Mention must be made for the final track for “Prairie Madness” is just a joy to behold. Whatever you read into the mixed light/darkness, introspective/moral parts of the album, there is little ambiguity in its closing call with old time number about waiting for a father to return, “his cart is green and yellow and his horse is mottled grey.” There is reference to clapping, there is clapping and banjo (Jamie Francis) makes an appearance cheering as the song bounces along. One might remark that the song doesn’t really fit but it goes out on a high note, and if ever there was a song that stirs memories of Charles Ingles (Michael Langdon), then this does it. Very jolly, worth a listen.
Spoilt for choice on an agile album that seems like a project borne from a hard-earned happy place, it is a very good debut indeed. I say this with compliment as often people consider that misery and depression are your best bedfellows when writing music, this is proof that this is not always the case. You can almost hear the snapping of jungle vines as Bow escapes the uncreative clutches of teaching and throws herself at any musical resistance like hot knife through butter. Having brought the best sensibilities of her musical inspirations and the positive, engaging vibe of earlier decades we see demonstration of her energy is like a serpent, quite playful, dark in places and full of conviction. It is with great pleasure I recommend Elfin Bow’s debut.

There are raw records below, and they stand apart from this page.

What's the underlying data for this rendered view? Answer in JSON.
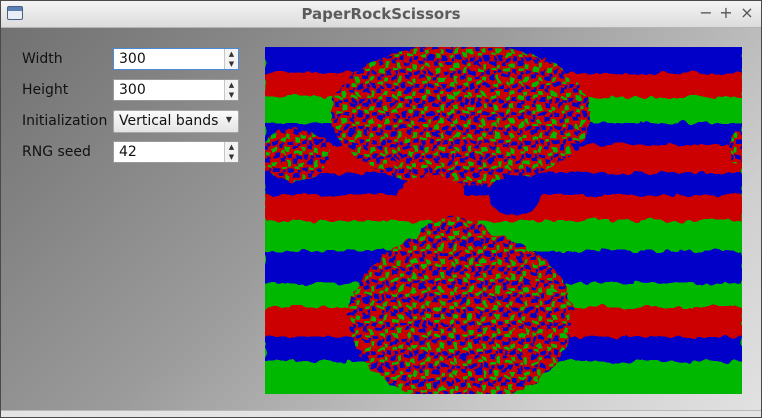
{
  "window": {
    "title": "PaperRockScissors",
    "controls": {
      "minimize": "−",
      "maximize": "+",
      "close": "×"
    }
  },
  "form": {
    "width": {
      "label": "Width",
      "value": "300"
    },
    "height": {
      "label": "Height",
      "value": "300"
    },
    "initialization": {
      "label": "Initialization",
      "value": "Vertical bands"
    },
    "rng_seed": {
      "label": "RNG seed",
      "value": "42"
    }
  },
  "simulation": {
    "grid_size": "300x300",
    "colors": {
      "red": "#cc0000",
      "green": "#00b800",
      "blue": "#0000c8"
    },
    "seed": 42
  },
  "icons": {
    "window": "app-window-icon",
    "spin_up": "chevron-up-icon",
    "spin_down": "chevron-down-icon",
    "dropdown": "dropdown-arrow-icon"
  }
}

You can buy the Elfin Bow album here: http://www.elfinbow.com/shop